Traditionally, many ‘spot’ sounds for films are made in the ‘foley’ booth, by a foley artist – wildlife films are no exception. A foley booth is a child’s playground of sand boxes, buckets of water, blocks of wood, pebbles, coconut shells – anything to make the incidental sounds that are needed. All foley artists have their favourite methods, but a convention has arisen where the flap of a bird wing, or an elephant ear is depicted by the sound of an umbrella being rapidly opened and closed. A real elephant ear flap is much heavier, and scratchier, but it takes time to record – and, to get a high enough audio-level, you need to be very close. Such is the power of the convention though, that care must be taken using real ear flaps, in case they sound ‘unnatural’.
A wildlife sound recordist, besides needing a discerning ear and good technical ability, has to be a good naturalist. They need to log their recordings and identify the animals and behaviour. A Tsavo dawn chorus may have a dozen or more species calling.
An expert naturalist/sound recordist can also reveal gems. Recently Norbert heard tiny squeaks when recording elephants. They were infrequent – sometimes a day went by before he heard another. I suspect nobody else would have noticed it or, if they did, assumed it came from something small and crepuscular, like a reed frog. When he played it to us, we thought it sounded like the contact call that a baby crocodile makes to attract the attention of its mother. Norbert identified it, eventually, as coming from an elephant calf. In four years of filming, we’d never noticed it before.
Why aspire to put so much emphasis on natural sound, when surely movies are about emotion and nothing evokes emotion better than music? It’s true, but we’ve all sat in films where we feel it’s been overdone, where our emotions have been manipulated by relentless music. Where we have left, emotionally drained and feeling slightly cheated – any sense of appreciation for story, place or character, long subsumed by auditory overload.
Natural sounds have an ability to evoke a emotional response that is just as powerful. Unlike music, they are cross-cultural. Listen to a lion roaring close-by and, wherever you are from, it evokes a hair-raising, spine-tingling, primal response.
It is why we have put such an emphasis on recording in the field – Norbert has dedicated the last six months to it, and has recorded hundreds of hours. Before him, it was the responsibility of long-term team member, Pete Cayless.
Track 3: Lion duet
Natural sounds can be used in different ways. For a scene in our current film (www.facebook.com/theelephantmovie) we are investigating using the animal ‘voices’, that Norbert and Pete have recorded, as if they were instruments.
Natural sounds can also impart mood. I remember a sound, in a film by Alan and Joan Root, that I thought was made by a wooden percussion instrument – it set up a feeling of tension. Later, Alan told us it was the staccato rhythm of a hammering grey woodpecker. We shamelessly borrowed the idea and used it in a scene where giant crocodiles stalked drinking wildebeest in ‘The Tides of Kirawira’ (https://youtu.be/SV8dnp-7H3Q).

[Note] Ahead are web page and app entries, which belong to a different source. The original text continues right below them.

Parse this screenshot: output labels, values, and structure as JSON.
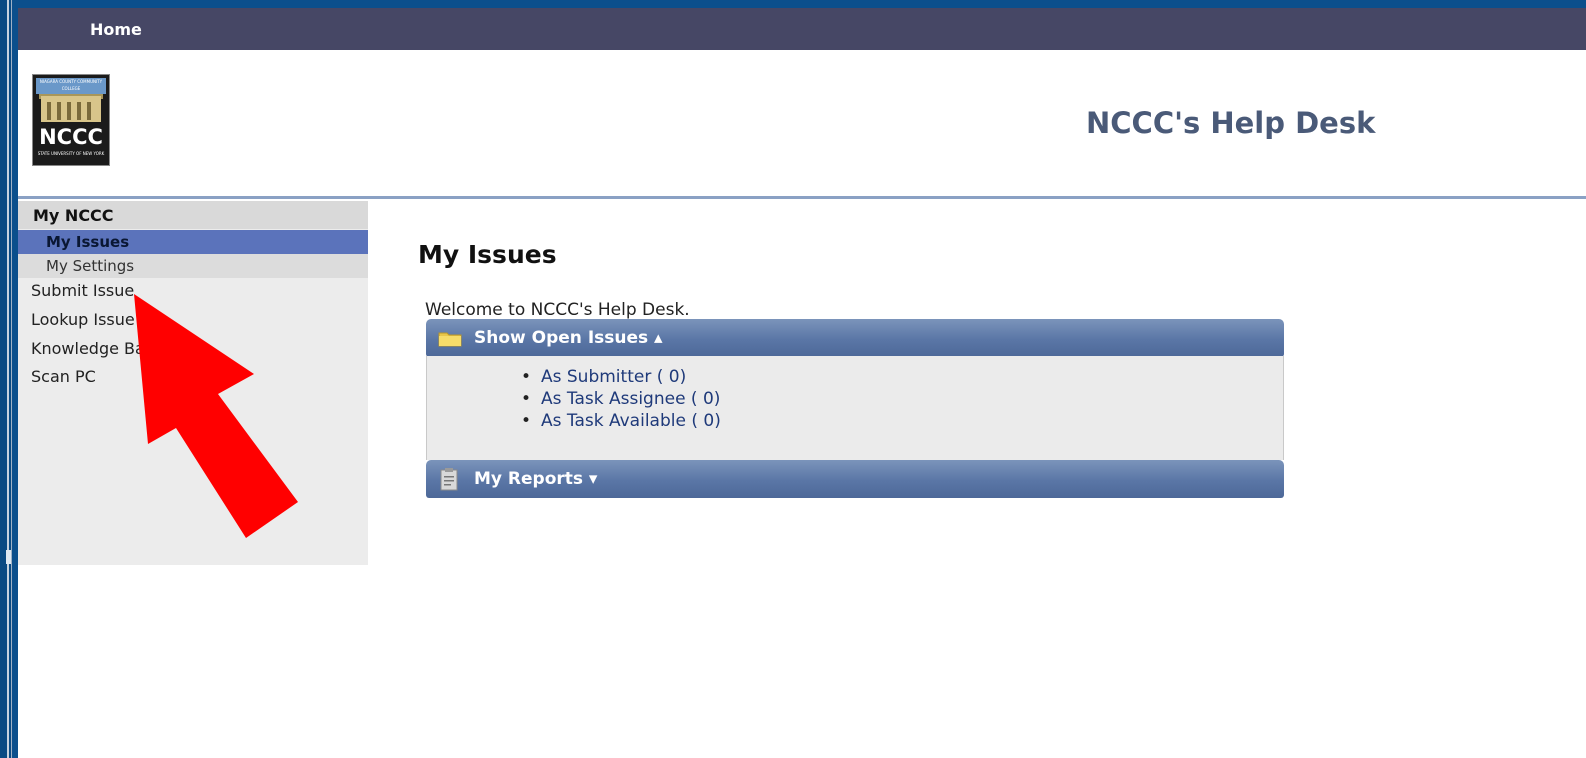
{
  "topbar": {
    "home_label": "Home"
  },
  "header": {
    "logo": {
      "text": "NCCC",
      "band_text": "NIAGARA COUNTY COMMUNITY COLLEGE",
      "sub_text": "STATE UNIVERSITY OF NEW YORK"
    },
    "title": "NCCC's Help Desk"
  },
  "sidebar": {
    "section": "My NCCC",
    "sub_items": [
      {
        "label": "My Issues",
        "active": true
      },
      {
        "label": "My Settings",
        "active": false
      }
    ],
    "items": [
      {
        "label": "Submit Issue"
      },
      {
        "label": "Lookup Issue"
      },
      {
        "label": "Knowledge Base"
      },
      {
        "label": "Scan PC"
      }
    ]
  },
  "main": {
    "title": "My Issues",
    "welcome": "Welcome to NCCC's Help Desk.",
    "open_issues": {
      "header": "Show Open Issues ▴",
      "icon": "folder-icon",
      "items": [
        {
          "label": "As Submitter (   0)"
        },
        {
          "label": "As Task Assignee (   0)"
        },
        {
          "label": "As Task Available (   0)"
        }
      ]
    },
    "reports": {
      "header": "My Reports ▾",
      "icon": "clipboard-icon"
    }
  },
  "annotation": {
    "icon": "red-arrow-icon",
    "color": "#ff0000"
  },
  "colors": {
    "topbar": "#464765",
    "panel_header": "#5a76a6",
    "sidebar_active": "#5b73bb",
    "title": "#4a5a78"
  }
}
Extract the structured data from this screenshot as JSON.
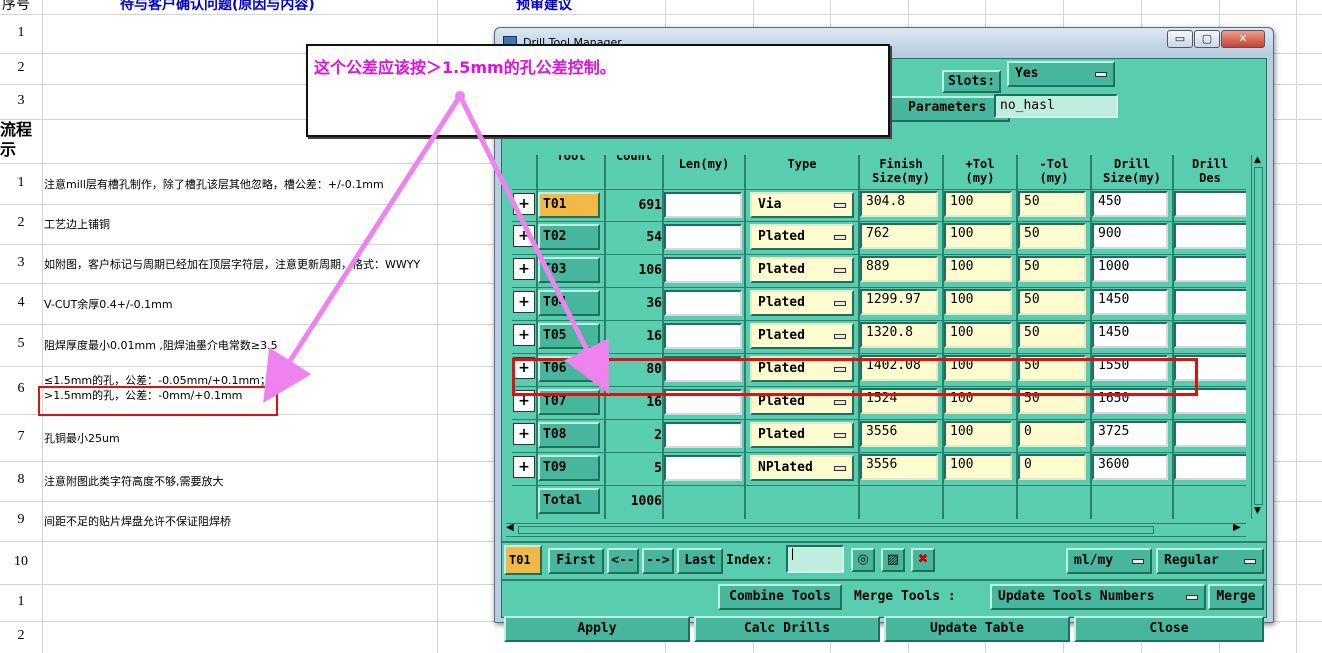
{
  "spreadsheet": {
    "headers": {
      "seq": "序号",
      "question": "待与客户确认问题(原因与内容)",
      "suggest": "预审建议"
    },
    "section_label": "流程\n示",
    "rows": [
      {
        "n": "1",
        "text": ""
      },
      {
        "n": "2",
        "text": ""
      },
      {
        "n": "3",
        "text": ""
      },
      {
        "n": "1",
        "text": "注意mill层有槽孔制作，除了槽孔该层其他忽略，槽公差：+/-0.1mm"
      },
      {
        "n": "2",
        "text": "工艺边上铺铜"
      },
      {
        "n": "3",
        "text": "如附图，客户标记与周期已经加在顶层字符层，注意更新周期，格式：WWYY"
      },
      {
        "n": "4",
        "text": "V-CUT余厚0.4+/-0.1mm"
      },
      {
        "n": "5",
        "text": "阻焊厚度最小0.01mm ,阻焊油墨介电常数≥3.5"
      },
      {
        "n": "6",
        "text": "≤1.5mm的孔，公差：-0.05mm/+0.1mm；",
        "text2": ">1.5mm的孔，公差：-0mm/+0.1mm"
      },
      {
        "n": "7",
        "text": "孔铜最小25um"
      },
      {
        "n": "8",
        "text": "注意附图此类字符高度不够,需要放大"
      },
      {
        "n": "9",
        "text": "间距不足的贴片焊盘允许不保证阻焊桥"
      },
      {
        "n": "10",
        "text": ""
      },
      {
        "n": "1",
        "text": ""
      },
      {
        "n": "2",
        "text": ""
      }
    ]
  },
  "callout": {
    "text": "这个公差应该按＞1.5mm的孔公差控制。"
  },
  "dialog": {
    "title": "Drill Tool Manager",
    "titlebar_buttons": [
      "▭",
      "▢",
      "✕"
    ],
    "slots_label": "Slots:",
    "slots_value": "Yes",
    "parameters_label": "Parameters :",
    "parameters_value": "no_hasl",
    "columns": [
      "",
      "Tool",
      "Count",
      "Len(my)",
      "Type",
      "Finish\nSize(my)",
      "+Tol\n(my)",
      "-Tol\n(my)",
      "Drill\nSize(my)",
      "Drill\nDes"
    ],
    "tools": [
      {
        "tool": "T01",
        "count": "691",
        "len": "",
        "type": "Via",
        "finish": "304.8",
        "ptol": "100",
        "ntol": "50",
        "drill": "450",
        "des": ""
      },
      {
        "tool": "T02",
        "count": "54",
        "len": "",
        "type": "Plated",
        "finish": "762",
        "ptol": "100",
        "ntol": "50",
        "drill": "900",
        "des": ""
      },
      {
        "tool": "T03",
        "count": "106",
        "len": "",
        "type": "Plated",
        "finish": "889",
        "ptol": "100",
        "ntol": "50",
        "drill": "1000",
        "des": ""
      },
      {
        "tool": "T04",
        "count": "36",
        "len": "",
        "type": "Plated",
        "finish": "1299.97",
        "ptol": "100",
        "ntol": "50",
        "drill": "1450",
        "des": ""
      },
      {
        "tool": "T05",
        "count": "16",
        "len": "",
        "type": "Plated",
        "finish": "1320.8",
        "ptol": "100",
        "ntol": "50",
        "drill": "1450",
        "des": ""
      },
      {
        "tool": "T06",
        "count": "80",
        "len": "",
        "type": "Plated",
        "finish": "1402.08",
        "ptol": "100",
        "ntol": "50",
        "drill": "1550",
        "des": ""
      },
      {
        "tool": "T07",
        "count": "16",
        "len": "",
        "type": "Plated",
        "finish": "1524",
        "ptol": "100",
        "ntol": "50",
        "drill": "1650",
        "des": ""
      },
      {
        "tool": "T08",
        "count": "2",
        "len": "",
        "type": "Plated",
        "finish": "3556",
        "ptol": "100",
        "ntol": "0",
        "drill": "3725",
        "des": ""
      },
      {
        "tool": "T09",
        "count": "5",
        "len": "",
        "type": "NPlated",
        "finish": "3556",
        "ptol": "100",
        "ntol": "0",
        "drill": "3600",
        "des": ""
      }
    ],
    "total_label": "Total",
    "total_count": "1006",
    "current_tool": "T01",
    "nav": {
      "first": "First",
      "prev": "<--",
      "next": "-->",
      "last": "Last",
      "index_label": "Index:",
      "index_value": ""
    },
    "units": "ml/my",
    "mode": "Regular",
    "combine_tools": "Combine Tools",
    "merge_tools_label": "Merge Tools :",
    "merge_option": "Update Tools Numbers",
    "merge": "Merge",
    "apply": "Apply",
    "calc_drills": "Calc Drills",
    "update_table": "Update Table",
    "close": "Close"
  },
  "colors": {
    "highlight": "#e01010",
    "callout_text": "#e010e0",
    "dialog_bg": "#58cdb0",
    "selected_tool": "#f2b848",
    "arrow": "#ee82ee"
  }
}
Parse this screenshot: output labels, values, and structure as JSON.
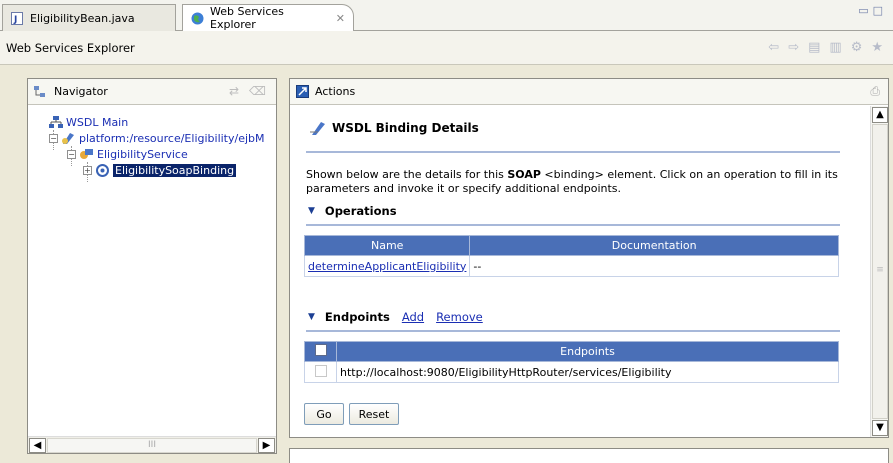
{
  "tabs": [
    {
      "label": "EligibilityBean.java",
      "icon": "java-file-icon"
    },
    {
      "label": "Web Services Explorer",
      "icon": "globe-icon",
      "close": "✕"
    }
  ],
  "window_controls": "▭ ▭",
  "header": {
    "title": "Web Services Explorer"
  },
  "navigator": {
    "title": "Navigator",
    "tree": [
      {
        "label": "WSDL Main"
      },
      {
        "label": "platform:/resource/Eligibility/ejbM"
      },
      {
        "label": "EligibilityService"
      },
      {
        "label": "EligibilitySoapBinding"
      }
    ],
    "scroll_thumb": "III"
  },
  "actions": {
    "title": "Actions",
    "section_title": "WSDL Binding Details",
    "desc_pre": "Shown below are the details for this ",
    "desc_bold": "SOAP",
    "desc_post": " <binding> element. Click on an operation to fill in its parameters and invoke it or specify additional endpoints.",
    "operations": {
      "heading": "Operations",
      "columns": [
        "Name",
        "Documentation"
      ],
      "rows": [
        {
          "name": "determineApplicantEligibility",
          "doc": "--"
        }
      ]
    },
    "endpoints": {
      "heading": "Endpoints",
      "add": "Add",
      "remove": "Remove",
      "column": "Endpoints",
      "rows": [
        "http://localhost:9080/EligibilityHttpRouter/services/Eligibility"
      ]
    },
    "go": "Go",
    "reset": "Reset"
  }
}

Ultimately, every film needs a balance of music and natural sound. The aim of the filmmaker is to transport the audience to the location, and then immerse them emotionally in character and story. Natural sound can play an important role in that.
There is no formula to getting the right balance – what works well in one film, can fail in the next.
It just adds to the alchemy – the heady mix of terror, excitement and serendipity that making a film is all about.
Photo: Etienne Oliff. Sound recordings: Norbert Rottcher – http://www.facebook.com/theelephantmovie
© Mark Deeble & Victoria Stone and A Wildlife Filmmaker in Africa, 2014. Unauthorized use and/or duplication of this material without express and written permission from this blog’s author and/or owner is strictly prohibited. Excerpts and links may be used, provided that full and clear credit is given to Mark Deeble & Victoria Stone and A Wildlife Filmmaker in Africa with appropriate and specific direction to the original content.